Though many community colleges would undeniably be hit with some sort of financial strain, William A. Herbert, the executive director of a labor-management research center at Hunter College, part of the City University of New York system, said there may be a less costly option.
The Fair Labor Standards Act provides an alternative by allowing public colleges to “pay” for overtime hours with compensatory time: essentially, time off for however many overtime hours were worked. Herbert said colleges can negotiate with their unions and individual employees to come to that agreement, which could be mutually beneficial.
“The cost factor that would be of concern would be diminished substantially because it would then mean not … having to pay additional compensation, but it would be just giving people more time off, which is something that a lot of people these days are looking for,” Herbert said.
As higher ed grapples with how to navigate the proposed changes, many colleges and higher-ed experts seem to agree the $20,000 increase is too big of a jump to implement all at once.

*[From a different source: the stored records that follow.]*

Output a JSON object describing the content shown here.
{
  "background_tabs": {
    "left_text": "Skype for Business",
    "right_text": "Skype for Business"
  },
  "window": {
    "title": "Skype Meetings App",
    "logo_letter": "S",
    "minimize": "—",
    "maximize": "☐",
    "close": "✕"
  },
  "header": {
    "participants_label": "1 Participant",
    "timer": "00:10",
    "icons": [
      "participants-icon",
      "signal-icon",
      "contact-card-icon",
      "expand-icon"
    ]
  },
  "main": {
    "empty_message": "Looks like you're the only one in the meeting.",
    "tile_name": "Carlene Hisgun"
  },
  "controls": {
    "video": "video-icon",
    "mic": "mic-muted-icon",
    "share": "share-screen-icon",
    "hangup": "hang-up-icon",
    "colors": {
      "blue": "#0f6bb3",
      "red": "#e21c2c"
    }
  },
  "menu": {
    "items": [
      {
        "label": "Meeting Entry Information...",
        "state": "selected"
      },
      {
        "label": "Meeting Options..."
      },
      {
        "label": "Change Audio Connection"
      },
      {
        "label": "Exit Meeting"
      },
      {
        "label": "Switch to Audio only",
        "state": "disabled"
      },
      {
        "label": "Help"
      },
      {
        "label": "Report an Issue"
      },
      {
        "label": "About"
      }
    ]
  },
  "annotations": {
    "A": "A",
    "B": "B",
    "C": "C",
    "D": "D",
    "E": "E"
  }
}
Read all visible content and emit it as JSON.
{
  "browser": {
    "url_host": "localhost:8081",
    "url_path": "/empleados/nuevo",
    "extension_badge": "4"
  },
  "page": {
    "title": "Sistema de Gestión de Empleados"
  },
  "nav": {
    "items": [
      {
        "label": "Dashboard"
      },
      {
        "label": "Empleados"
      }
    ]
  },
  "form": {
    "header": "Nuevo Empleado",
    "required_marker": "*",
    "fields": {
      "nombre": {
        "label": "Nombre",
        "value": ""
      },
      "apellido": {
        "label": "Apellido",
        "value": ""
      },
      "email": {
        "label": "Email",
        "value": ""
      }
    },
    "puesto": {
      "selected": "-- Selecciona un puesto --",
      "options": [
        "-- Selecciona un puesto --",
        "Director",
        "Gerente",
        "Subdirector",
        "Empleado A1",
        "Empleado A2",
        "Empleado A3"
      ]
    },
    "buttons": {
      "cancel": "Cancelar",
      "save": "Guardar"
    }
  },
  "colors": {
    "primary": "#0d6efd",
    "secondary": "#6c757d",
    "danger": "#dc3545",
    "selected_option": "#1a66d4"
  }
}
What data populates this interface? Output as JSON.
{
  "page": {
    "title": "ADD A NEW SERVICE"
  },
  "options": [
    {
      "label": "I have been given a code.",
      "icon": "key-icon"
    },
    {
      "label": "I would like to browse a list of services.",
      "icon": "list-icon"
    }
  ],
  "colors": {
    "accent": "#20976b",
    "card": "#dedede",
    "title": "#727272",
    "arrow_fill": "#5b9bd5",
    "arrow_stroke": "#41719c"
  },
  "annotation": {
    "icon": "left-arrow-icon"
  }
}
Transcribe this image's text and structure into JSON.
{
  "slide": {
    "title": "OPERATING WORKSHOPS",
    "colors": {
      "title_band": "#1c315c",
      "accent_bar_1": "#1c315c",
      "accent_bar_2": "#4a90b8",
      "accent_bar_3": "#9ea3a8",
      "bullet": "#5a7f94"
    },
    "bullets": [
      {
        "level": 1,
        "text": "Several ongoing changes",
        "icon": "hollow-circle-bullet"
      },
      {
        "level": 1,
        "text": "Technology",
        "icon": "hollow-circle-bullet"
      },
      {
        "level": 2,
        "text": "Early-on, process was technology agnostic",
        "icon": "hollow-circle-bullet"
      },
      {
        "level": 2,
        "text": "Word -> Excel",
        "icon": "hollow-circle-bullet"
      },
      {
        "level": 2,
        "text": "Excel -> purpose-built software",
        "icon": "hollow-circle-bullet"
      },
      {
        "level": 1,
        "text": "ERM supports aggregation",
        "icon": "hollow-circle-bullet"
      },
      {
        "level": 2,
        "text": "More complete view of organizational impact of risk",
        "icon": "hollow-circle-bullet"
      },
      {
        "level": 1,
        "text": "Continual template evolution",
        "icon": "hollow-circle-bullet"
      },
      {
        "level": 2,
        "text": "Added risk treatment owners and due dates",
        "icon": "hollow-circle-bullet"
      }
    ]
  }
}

Rather, organizations like the American Association of Community Colleges are advocating for what Baime called “reasonable, periodic increases” that are more gradual and spread out, like doing one every five to nine years.
For now, Baime said he hopes the sector’s concerns will be reflected in the final policy. Otherwise, he’s not sure how community colleges will absorb the increase.
“The proposed changes are of an extent that they will ultimately result in a reduction of student services, an increase in tuition, or both,” the AACC wrote in its public comment. “There is simply no other way for institutions to acquire the additional resources that would be required by the change.”